▶ _PROBLEM DESCRIPTION_:
Copy out every entry, keeping each character the same.

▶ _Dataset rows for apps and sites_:

◇ ◇ ◇ ◇

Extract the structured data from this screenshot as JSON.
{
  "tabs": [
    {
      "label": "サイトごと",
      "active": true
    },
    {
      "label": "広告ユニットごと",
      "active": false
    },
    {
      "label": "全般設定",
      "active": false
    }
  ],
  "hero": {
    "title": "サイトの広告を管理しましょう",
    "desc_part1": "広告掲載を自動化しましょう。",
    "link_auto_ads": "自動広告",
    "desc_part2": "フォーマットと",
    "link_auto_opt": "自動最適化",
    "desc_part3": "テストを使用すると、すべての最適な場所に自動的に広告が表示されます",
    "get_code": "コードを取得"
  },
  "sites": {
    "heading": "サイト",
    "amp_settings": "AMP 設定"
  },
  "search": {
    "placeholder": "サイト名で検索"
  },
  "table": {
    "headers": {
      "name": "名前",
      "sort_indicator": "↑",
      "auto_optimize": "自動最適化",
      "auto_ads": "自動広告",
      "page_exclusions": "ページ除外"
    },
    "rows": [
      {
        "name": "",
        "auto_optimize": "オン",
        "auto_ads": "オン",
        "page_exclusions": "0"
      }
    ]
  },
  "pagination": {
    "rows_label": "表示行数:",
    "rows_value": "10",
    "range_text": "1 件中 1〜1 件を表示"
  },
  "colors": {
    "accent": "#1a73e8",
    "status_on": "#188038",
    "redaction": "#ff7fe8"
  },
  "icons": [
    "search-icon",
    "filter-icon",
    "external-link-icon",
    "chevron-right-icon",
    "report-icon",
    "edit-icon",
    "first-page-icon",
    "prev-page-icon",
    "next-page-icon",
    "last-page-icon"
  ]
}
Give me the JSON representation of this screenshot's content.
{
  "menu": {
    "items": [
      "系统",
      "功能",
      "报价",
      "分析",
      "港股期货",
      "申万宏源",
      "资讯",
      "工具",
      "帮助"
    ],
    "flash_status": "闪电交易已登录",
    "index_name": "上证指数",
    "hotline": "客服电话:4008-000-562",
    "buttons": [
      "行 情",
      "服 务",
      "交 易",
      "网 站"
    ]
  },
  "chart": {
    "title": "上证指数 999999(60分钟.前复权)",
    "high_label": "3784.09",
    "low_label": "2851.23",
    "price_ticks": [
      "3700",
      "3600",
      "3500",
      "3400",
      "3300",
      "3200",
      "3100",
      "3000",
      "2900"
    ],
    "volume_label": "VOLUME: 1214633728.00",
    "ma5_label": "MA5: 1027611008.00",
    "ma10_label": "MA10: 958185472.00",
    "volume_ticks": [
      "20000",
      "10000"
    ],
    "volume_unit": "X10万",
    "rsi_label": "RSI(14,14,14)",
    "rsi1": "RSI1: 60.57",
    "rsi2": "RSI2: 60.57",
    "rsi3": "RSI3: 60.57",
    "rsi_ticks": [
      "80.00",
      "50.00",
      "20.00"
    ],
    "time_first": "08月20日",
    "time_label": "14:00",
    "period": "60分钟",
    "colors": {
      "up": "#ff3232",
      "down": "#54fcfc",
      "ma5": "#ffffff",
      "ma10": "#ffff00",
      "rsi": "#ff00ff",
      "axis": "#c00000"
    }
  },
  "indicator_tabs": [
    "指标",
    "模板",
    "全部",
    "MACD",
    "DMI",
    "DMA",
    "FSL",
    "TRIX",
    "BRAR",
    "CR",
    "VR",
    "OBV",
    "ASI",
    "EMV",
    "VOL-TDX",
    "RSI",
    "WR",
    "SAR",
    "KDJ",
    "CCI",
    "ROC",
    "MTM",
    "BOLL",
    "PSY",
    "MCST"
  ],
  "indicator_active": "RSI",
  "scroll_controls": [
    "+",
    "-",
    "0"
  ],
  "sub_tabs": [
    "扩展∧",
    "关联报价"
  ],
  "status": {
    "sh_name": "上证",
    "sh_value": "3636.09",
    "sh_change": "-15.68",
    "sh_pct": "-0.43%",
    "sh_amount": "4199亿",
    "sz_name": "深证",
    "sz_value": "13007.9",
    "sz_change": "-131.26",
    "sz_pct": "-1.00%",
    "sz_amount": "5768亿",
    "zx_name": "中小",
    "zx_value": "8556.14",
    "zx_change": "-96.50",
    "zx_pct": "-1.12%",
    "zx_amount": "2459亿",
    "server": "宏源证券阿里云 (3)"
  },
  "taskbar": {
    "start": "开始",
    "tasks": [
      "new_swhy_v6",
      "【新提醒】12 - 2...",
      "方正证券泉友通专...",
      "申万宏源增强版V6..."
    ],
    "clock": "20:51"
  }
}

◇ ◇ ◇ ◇

▶ _RESPONSE FOR THIS EXERCISE_:
Extract the structured data from this screenshot as JSON.
{
  "tabs": [
    {
      "label": "サイトごと",
      "active": true
    },
    {
      "label": "広告ユニットごと",
      "active": false
    },
    {
      "label": "全般設定",
      "active": false
    }
  ],
  "hero": {
    "title": "サイトの広告を管理しましょう",
    "desc_part1": "広告掲載を自動化しましょう。",
    "link_auto_ads": "自動広告",
    "desc_part2": "フォーマットと",
    "link_auto_opt": "自動最適化",
    "desc_part3": "テストを使用すると、すべての最適な場所に自動的に広告が表示されます",
    "get_code": "コードを取得"
  },
  "sites": {
    "heading": "サイト",
    "amp_settings": "AMP 設定"
  },
  "search": {
    "placeholder": "サイト名で検索"
  },
  "table": {
    "headers": {
      "name": "名前",
      "sort_indicator": "↑",
      "auto_optimize": "自動最適化",
      "auto_ads": "自動広告",
      "page_exclusions": "ページ除外"
    },
    "rows": [
      {
        "name": "",
        "auto_optimize": "オン",
        "auto_ads": "オン",
        "page_exclusions": "0"
      }
    ]
  },
  "pagination": {
    "rows_label": "表示行数:",
    "rows_value": "10",
    "range_text": "1 件中 1〜1 件を表示"
  },
  "colors": {
    "accent": "#1a73e8",
    "status_on": "#188038",
    "redaction": "#ff7fe8"
  },
  "icons": [
    "search-icon",
    "filter-icon",
    "external-link-icon",
    "chevron-right-icon",
    "report-icon",
    "edit-icon",
    "first-page-icon",
    "prev-page-icon",
    "next-page-icon",
    "last-page-icon"
  ]
}
Give me the JSON representation of this screenshot's content.
{
  "menu": {
    "items": [
      "系统",
      "功能",
      "报价",
      "分析",
      "港股期货",
      "申万宏源",
      "资讯",
      "工具",
      "帮助"
    ],
    "flash_status": "闪电交易已登录",
    "index_name": "上证指数",
    "hotline": "客服电话:4008-000-562",
    "buttons": [
      "行 情",
      "服 务",
      "交 易",
      "网 站"
    ]
  },
  "chart": {
    "title": "上证指数 999999(60分钟.前复权)",
    "high_label": "3784.09",
    "low_label": "2851.23",
    "price_ticks": [
      "3700",
      "3600",
      "3500",
      "3400",
      "3300",
      "3200",
      "3100",
      "3000",
      "2900"
    ],
    "volume_label": "VOLUME: 1214633728.00",
    "ma5_label": "MA5: 1027611008.00",
    "ma10_label": "MA10: 958185472.00",
    "volume_ticks": [
      "20000",
      "10000"
    ],
    "volume_unit": "X10万",
    "rsi_label": "RSI(14,14,14)",
    "rsi1": "RSI1: 60.57",
    "rsi2": "RSI2: 60.57",
    "rsi3": "RSI3: 60.57",
    "rsi_ticks": [
      "80.00",
      "50.00",
      "20.00"
    ],
    "time_first": "08月20日",
    "time_label": "14:00",
    "period": "60分钟",
    "colors": {
      "up": "#ff3232",
      "down": "#54fcfc",
      "ma5": "#ffffff",
      "ma10": "#ffff00",
      "rsi": "#ff00ff",
      "axis": "#c00000"
    }
  },
  "indicator_tabs": [
    "指标",
    "模板",
    "全部",
    "MACD",
    "DMI",
    "DMA",
    "FSL",
    "TRIX",
    "BRAR",
    "CR",
    "VR",
    "OBV",
    "ASI",
    "EMV",
    "VOL-TDX",
    "RSI",
    "WR",
    "SAR",
    "KDJ",
    "CCI",
    "ROC",
    "MTM",
    "BOLL",
    "PSY",
    "MCST"
  ],
  "indicator_active": "RSI",
  "scroll_controls": [
    "+",
    "-",
    "0"
  ],
  "sub_tabs": [
    "扩展∧",
    "关联报价"
  ],
  "status": {
    "sh_name": "上证",
    "sh_value": "3636.09",
    "sh_change": "-15.68",
    "sh_pct": "-0.43%",
    "sh_amount": "4199亿",
    "sz_name": "深证",
    "sz_value": "13007.9",
    "sz_change": "-131.26",
    "sz_pct": "-1.00%",
    "sz_amount": "5768亿",
    "zx_name": "中小",
    "zx_value": "8556.14",
    "zx_change": "-96.50",
    "zx_pct": "-1.12%",
    "zx_amount": "2459亿",
    "server": "宏源证券阿里云 (3)"
  },
  "taskbar": {
    "start": "开始",
    "tasks": [
      "new_swhy_v6",
      "【新提醒】12 - 2...",
      "方正证券泉友通专...",
      "申万宏源增强版V6..."
    ],
    "clock": "20:51"
  }
}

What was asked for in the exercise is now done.